For The Handyman Dad:

Every Tool’s a Hammer: Life Is What You Make It by Adam Savage

(From Overdrive) Adam Savage is a maker. From Chewbacca’s bandolier to a thousand-shot Nerf gun, he has built thousands of spectacular projects as a special effects artist and the co-host of MythBusters. Adam is also an educator, passionate about instilling the principles of making in the next generation of inventors and inspiring them to turn their curiosity into creation.

In this practical and passionate guide, Adam weaves together vivid personal stories, original sketches and photographs from some of his most memorable projects, and interviews with many of his iconic and visionary friends in the arts and sciences – including Pixar director Andrew Stanton, Nick Offerman, Oscar-winner Guillermo Del Toro and artist Tom Sachs – to demonstrate the many lessons he has picked up from a lifetime of making.

Things like: don’t wait until everything is perfect – in your workshop or in your life – to begin. Plan with pencil and paper. Sweep up every day. Learn from doing. Share your toys. There is an exact tool for every task (Adam probably has four of them in his wondrous shop), but if you need to pound in a nail and all you have handy is a skill saw – hammer away. The most important thing, always, is just that you make something.

For the Dad Who Loves Comic Books:

The Adventures of Barry & Joe: Obama and Biden’s Bromantic Battle for the Soul of America by Adam Reid

(From Overdrive) These are the continuing adventures of Barack Obama and Joe Biden, time traveling superheroes in search of a brighter future for America.

Moments after the inauguration of our 45th President, best friends Barack Obama and Joe Biden were escorted to a secret lab run by the world’s greatest scientists. They were asked to take off all their clothes and hold very still in a fetal position until they felt a painful tingling sensation. Then they vanished. They would awake to find themselves apart, and inside their younger bodies—driven to find each other and change history for the better. Their faithful guide on this journey is Samuel L. Jackson, a brilliant actor from the present who appears in the form of an augmented reality that only they can see and hear. And thus, they find themselves leaping through time, striving to right injustice wherever they find it, looking for a world which they can proudly call home.

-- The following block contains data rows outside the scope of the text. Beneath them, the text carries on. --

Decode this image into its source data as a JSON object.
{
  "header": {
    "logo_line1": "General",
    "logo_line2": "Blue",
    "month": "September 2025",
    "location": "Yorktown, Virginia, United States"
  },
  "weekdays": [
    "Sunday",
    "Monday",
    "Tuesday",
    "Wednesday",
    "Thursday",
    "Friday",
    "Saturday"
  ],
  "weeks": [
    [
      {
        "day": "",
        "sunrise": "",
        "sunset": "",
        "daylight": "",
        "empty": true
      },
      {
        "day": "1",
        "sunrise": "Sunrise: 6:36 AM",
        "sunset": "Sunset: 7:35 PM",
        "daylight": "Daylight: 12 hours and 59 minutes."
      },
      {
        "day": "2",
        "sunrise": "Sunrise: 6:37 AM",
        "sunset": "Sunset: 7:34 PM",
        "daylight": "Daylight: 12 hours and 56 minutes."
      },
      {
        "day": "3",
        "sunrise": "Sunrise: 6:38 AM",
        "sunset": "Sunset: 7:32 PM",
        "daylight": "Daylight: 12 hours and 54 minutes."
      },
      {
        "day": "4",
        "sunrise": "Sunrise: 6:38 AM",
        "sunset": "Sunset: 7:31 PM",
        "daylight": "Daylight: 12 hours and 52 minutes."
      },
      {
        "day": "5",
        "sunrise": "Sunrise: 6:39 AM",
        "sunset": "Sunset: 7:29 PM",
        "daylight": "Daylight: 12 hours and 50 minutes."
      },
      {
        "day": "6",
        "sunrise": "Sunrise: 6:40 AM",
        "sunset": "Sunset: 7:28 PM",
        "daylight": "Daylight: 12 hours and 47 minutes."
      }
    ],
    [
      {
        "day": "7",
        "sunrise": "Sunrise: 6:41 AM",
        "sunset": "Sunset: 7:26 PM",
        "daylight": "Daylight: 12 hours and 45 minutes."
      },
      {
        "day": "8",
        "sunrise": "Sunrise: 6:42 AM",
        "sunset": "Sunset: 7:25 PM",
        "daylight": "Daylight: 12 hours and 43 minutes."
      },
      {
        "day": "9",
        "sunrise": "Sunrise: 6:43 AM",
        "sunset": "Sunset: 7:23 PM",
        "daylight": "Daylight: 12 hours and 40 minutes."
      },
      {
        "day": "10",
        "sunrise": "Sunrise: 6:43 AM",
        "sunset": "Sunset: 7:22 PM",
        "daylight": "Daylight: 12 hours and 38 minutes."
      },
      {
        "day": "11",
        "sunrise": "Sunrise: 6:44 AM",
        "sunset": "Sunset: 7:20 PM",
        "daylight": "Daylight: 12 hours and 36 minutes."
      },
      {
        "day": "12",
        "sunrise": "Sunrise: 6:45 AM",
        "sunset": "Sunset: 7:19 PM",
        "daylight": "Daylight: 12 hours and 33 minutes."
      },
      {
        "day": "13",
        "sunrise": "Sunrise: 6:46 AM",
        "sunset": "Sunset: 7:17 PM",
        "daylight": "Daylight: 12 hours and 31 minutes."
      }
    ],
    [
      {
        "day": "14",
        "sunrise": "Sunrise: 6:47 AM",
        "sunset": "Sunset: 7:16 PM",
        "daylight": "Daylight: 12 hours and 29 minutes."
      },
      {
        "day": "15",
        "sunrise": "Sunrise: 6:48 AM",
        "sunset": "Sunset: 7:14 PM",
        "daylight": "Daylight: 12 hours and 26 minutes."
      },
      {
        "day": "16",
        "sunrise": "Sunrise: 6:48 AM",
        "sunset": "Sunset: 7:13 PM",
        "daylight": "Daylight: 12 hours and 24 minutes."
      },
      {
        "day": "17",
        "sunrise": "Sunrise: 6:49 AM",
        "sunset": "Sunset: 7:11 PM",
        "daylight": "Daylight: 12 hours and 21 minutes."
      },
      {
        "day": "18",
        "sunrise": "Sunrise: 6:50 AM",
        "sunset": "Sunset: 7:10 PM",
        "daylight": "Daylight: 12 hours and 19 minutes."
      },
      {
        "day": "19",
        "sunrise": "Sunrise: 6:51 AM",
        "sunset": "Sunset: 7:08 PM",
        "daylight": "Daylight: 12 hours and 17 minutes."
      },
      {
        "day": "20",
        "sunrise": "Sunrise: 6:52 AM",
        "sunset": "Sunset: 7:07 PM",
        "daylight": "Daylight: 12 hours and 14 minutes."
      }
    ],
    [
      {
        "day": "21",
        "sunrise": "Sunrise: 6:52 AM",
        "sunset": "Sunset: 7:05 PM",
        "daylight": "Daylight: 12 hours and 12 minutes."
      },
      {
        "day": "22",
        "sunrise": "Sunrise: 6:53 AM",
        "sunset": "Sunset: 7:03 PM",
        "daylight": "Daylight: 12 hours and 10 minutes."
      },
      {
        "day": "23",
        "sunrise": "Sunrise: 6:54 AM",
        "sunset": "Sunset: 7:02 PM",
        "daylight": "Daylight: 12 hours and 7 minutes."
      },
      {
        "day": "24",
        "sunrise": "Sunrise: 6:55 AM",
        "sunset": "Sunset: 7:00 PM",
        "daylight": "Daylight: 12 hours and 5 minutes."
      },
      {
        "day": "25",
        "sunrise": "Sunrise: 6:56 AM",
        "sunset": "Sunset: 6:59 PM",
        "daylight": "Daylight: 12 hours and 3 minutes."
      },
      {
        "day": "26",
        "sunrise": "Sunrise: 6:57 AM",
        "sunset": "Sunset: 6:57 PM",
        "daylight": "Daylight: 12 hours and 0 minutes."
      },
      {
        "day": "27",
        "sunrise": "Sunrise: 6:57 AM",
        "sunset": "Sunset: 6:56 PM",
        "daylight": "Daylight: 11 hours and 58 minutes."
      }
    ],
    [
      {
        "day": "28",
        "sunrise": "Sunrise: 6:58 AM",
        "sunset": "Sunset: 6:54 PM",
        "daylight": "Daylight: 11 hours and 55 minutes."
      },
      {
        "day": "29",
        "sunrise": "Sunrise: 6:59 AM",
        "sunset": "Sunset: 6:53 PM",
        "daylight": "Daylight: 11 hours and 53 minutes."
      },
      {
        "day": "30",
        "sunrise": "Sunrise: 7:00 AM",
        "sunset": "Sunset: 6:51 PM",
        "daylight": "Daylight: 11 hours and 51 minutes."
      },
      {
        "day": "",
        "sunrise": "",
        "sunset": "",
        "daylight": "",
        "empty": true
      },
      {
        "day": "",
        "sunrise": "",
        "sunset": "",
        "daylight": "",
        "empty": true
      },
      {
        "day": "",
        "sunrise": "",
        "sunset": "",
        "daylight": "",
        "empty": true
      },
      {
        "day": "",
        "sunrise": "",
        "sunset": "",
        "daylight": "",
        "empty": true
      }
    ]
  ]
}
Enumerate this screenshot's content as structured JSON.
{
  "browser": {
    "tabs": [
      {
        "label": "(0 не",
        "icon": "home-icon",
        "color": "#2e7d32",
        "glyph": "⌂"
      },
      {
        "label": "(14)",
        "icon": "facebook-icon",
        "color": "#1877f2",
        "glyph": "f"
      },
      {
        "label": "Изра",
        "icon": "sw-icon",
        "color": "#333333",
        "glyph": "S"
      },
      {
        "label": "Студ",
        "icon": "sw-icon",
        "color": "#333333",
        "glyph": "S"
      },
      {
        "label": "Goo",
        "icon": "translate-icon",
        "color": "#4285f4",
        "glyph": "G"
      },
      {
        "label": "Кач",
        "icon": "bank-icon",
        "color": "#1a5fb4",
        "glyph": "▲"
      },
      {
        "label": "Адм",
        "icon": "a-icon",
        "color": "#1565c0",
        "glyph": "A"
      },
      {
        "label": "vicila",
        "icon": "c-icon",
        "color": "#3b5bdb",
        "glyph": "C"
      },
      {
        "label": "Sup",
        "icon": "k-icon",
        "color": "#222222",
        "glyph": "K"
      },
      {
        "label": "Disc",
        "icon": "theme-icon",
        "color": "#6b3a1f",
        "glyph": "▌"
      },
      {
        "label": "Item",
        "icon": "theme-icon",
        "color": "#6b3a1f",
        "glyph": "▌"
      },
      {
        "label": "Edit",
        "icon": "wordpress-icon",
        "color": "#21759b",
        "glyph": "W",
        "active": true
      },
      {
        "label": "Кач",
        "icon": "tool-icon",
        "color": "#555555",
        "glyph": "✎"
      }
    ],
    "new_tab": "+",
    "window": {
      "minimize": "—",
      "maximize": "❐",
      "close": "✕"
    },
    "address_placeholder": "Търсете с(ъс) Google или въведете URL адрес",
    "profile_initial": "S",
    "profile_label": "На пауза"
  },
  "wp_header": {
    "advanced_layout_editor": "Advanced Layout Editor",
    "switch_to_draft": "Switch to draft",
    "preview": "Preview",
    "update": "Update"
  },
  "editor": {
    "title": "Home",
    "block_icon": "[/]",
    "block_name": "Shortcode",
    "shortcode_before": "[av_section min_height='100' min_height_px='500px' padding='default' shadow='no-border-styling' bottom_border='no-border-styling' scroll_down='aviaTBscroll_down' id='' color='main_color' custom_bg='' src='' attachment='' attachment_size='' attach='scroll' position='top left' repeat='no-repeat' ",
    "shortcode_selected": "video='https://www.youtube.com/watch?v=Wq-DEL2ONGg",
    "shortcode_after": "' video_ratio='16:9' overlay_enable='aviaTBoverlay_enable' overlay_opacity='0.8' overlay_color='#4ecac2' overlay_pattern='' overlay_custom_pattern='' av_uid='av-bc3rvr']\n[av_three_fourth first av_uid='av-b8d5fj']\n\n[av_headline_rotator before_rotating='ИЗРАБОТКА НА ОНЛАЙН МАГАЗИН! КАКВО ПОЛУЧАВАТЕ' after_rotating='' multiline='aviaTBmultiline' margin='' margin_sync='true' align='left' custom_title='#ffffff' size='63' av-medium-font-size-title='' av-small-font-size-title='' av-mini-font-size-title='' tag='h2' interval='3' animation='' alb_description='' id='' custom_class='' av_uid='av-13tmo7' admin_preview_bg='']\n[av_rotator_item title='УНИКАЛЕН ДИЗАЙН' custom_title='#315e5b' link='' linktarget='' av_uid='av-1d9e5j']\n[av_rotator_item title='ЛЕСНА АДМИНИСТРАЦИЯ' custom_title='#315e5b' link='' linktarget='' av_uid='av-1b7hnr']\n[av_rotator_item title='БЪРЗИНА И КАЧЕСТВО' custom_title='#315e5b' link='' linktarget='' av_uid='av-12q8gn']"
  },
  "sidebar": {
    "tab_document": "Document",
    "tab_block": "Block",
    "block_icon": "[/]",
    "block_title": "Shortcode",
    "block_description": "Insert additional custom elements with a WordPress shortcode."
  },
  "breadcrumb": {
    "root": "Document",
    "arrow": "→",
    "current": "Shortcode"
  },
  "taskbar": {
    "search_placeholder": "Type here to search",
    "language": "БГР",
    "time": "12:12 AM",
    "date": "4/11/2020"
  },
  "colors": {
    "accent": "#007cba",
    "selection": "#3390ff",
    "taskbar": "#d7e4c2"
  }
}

This audiobook is a love letter to cheesy science fiction and the two men who can still be counted on to inspire us—an adventure that will melt your snowflake brain and give you hope for humanity at the same time.